SHANGHAI, Dec 25 — China stocks fell this morning and the Shanghai index approached a four-year low, tracking a global selloff as investors were rattled by Trump administration attempts at reinforcing confidence and the US president’s comments about the Federal Reserve.
A gauge of stocks worldwide posted an eighth straight decline yesterday as investors reacted negatively to the Trump administration’s moves to bolster confidence and the US president called the Federal Reserve the “only problem our economy has.”
The S&P 500 tumbled to the brink of a bear market yesterday as US stocks extended their steep selloff in a shortened pre-holiday session, with investors rattled by the US Treasury secretary’s convening of a crisis group and by other political developments.
The CSI300 index fell 2.3 per cent, to 2,969.00 points at the end of the morning session, while the Shanghai Composite Index lost 2.4 per cent to 2,466.29 points, within sight of a four-year low hit mid-October.
China will not resort to “flood-like” stimulus in monetary policy next year, although it will consider more cuts as needed to reserves held at commercial banks, local media quoted a central bank adviser as saying in a report today.
Sectors lost ground across the board, led by financial shares and energy firms as oil prices slumped.
The yuan was quoted at 6.878 per U.S. dollar, 0.3 percent firmer than the previous close of 6.8984.
The largest percentage gainers in the main Shanghai Composite index were Nanjing Textiles Import & Export Corp Ltd, up 10.03 per cent, followed by GuangDong Super Telecom Co Ltd, gaining 10.02 per cent, and Zhejiang Shapuaisi Pharmaceutical Co Ltd, up by 9.94 per cent.
The largest percentage losses in the Shanghai index were Changzhou Tenglong Auto Parts Co Ltd, down 10.02 per cent, followed by Changyuan Group Ltd, losing 9.95 per cent, and Gem-Year Industrial Co Ltd, down by 9.93 per cent.
So far this year, the Shanghai stock index is down 23.59 per cent, while China’s H-share index is down 14.1 per cent. Shanghai stocks have declined 2.36 per cent this month.

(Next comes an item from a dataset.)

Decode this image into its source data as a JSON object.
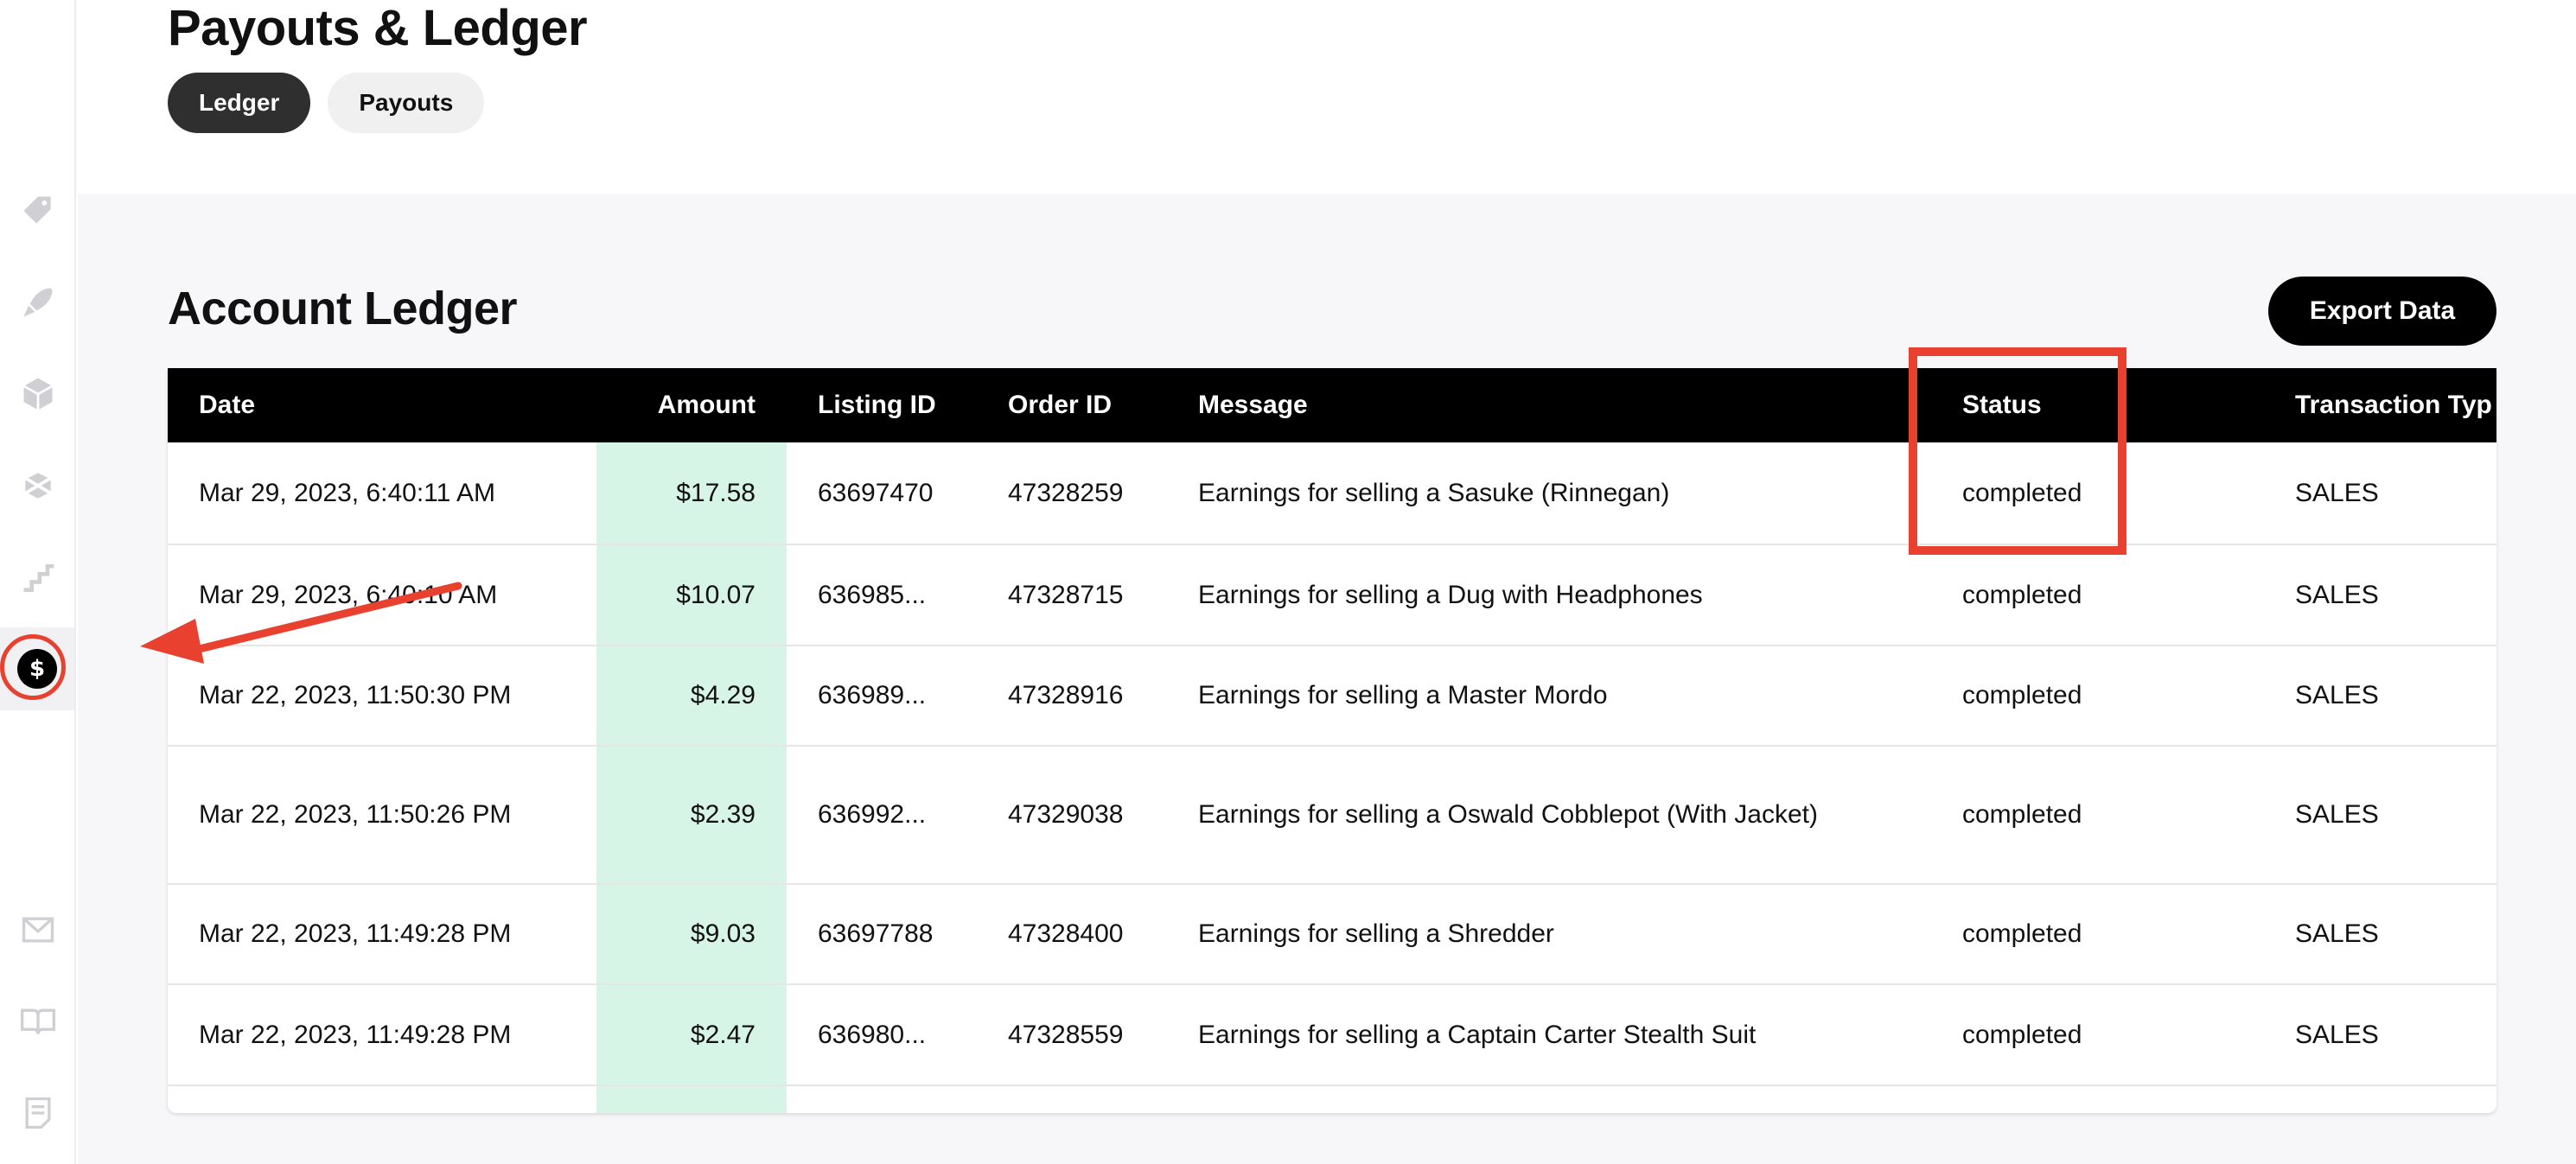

As of 03.44 GMT, China’s A-shares were trading at a premium of 16.41 per cent over the Hong Kong-listed H-shares. — Reuters
Source: The Malay Mail Online